→ Work instruction:
How many lines of the listing below contain the word "Navigation"? Reply with that number alone.

→ Record excerpts:
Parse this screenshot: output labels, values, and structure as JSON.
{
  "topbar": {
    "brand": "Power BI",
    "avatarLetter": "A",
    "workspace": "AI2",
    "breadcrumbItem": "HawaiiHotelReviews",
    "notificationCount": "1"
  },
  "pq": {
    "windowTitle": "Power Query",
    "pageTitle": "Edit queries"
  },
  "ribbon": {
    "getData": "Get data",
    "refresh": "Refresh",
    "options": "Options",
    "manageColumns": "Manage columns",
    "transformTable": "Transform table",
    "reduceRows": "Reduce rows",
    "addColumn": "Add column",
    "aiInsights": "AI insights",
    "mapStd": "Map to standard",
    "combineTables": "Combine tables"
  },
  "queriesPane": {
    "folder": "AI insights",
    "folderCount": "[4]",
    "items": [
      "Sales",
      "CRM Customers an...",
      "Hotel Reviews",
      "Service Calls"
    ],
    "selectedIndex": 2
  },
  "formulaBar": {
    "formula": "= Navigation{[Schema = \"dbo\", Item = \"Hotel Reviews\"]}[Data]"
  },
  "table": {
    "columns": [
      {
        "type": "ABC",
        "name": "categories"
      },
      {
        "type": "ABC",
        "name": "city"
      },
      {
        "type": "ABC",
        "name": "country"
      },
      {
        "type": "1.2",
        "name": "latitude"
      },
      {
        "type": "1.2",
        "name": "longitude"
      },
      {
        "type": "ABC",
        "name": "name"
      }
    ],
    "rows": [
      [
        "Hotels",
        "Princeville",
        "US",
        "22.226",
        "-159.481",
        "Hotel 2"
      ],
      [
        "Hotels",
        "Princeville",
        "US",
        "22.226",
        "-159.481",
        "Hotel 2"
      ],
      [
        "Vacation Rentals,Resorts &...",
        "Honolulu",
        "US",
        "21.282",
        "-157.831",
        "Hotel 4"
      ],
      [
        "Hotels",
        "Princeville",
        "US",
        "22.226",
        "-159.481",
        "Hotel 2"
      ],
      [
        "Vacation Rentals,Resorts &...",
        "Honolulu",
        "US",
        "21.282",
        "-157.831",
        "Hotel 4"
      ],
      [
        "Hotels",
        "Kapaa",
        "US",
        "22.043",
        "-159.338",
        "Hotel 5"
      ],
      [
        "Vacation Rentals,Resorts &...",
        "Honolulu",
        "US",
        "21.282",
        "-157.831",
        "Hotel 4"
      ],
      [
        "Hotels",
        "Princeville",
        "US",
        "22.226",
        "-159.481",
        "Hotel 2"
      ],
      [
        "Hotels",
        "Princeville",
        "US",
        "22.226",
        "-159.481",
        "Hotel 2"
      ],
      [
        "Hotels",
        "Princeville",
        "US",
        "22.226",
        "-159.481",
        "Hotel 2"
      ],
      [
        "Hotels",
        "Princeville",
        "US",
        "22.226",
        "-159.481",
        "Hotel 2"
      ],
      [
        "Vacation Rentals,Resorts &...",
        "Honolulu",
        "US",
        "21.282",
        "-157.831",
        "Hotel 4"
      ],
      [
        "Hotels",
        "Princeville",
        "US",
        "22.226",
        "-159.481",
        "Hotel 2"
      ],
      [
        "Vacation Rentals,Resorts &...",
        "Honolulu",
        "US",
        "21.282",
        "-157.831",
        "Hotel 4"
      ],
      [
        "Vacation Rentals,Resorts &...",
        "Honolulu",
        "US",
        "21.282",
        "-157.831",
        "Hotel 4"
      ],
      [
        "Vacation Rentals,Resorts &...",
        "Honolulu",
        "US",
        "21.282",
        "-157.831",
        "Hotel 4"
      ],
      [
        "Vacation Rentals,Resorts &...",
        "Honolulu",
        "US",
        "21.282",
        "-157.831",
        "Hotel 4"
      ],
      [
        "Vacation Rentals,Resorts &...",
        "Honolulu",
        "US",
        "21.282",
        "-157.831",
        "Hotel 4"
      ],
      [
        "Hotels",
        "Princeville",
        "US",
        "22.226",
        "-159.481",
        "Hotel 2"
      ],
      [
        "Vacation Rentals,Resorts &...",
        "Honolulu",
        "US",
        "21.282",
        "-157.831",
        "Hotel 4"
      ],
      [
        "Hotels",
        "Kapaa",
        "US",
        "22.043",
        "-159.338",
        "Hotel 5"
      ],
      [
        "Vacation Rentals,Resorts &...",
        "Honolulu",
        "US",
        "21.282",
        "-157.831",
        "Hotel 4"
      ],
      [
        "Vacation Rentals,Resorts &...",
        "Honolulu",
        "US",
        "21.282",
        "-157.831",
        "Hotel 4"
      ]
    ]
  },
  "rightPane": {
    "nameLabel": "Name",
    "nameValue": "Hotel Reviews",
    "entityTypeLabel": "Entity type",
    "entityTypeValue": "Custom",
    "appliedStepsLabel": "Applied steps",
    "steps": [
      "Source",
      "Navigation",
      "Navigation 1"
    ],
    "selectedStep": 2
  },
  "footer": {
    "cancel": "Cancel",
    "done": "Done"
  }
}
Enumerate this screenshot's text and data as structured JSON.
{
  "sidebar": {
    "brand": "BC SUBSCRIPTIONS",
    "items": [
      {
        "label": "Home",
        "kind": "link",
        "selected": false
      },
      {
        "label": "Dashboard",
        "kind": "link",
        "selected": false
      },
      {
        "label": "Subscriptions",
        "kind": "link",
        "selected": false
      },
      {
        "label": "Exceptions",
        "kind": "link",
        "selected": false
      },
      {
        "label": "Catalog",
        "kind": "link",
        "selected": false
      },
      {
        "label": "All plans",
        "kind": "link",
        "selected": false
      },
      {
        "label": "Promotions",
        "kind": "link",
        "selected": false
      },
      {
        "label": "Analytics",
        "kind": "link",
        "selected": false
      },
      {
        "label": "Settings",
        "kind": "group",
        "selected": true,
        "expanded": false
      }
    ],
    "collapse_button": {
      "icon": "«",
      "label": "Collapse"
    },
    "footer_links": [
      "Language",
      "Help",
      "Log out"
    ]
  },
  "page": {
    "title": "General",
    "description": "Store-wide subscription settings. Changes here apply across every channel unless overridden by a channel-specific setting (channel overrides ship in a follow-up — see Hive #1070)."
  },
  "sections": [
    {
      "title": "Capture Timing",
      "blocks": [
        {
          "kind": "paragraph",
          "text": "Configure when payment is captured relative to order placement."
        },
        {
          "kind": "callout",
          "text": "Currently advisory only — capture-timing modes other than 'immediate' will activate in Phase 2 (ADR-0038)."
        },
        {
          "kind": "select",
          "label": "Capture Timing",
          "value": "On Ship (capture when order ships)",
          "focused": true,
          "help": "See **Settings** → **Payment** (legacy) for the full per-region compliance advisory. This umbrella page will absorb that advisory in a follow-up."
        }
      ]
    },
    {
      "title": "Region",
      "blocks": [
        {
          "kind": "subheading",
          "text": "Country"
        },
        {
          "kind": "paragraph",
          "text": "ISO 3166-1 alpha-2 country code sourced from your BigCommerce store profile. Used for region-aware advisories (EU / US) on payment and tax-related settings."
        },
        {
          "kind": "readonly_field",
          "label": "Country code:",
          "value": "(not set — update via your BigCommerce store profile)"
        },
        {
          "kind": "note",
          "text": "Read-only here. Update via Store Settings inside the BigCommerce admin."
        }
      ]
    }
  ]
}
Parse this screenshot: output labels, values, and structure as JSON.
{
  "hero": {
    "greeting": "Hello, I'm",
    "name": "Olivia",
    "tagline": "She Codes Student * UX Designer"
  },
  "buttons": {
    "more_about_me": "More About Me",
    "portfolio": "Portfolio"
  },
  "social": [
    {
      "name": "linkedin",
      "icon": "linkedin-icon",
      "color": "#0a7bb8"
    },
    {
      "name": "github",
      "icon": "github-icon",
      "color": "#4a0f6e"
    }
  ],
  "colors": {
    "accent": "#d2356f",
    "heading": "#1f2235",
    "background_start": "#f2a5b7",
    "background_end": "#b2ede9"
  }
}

→ Exercise output:
3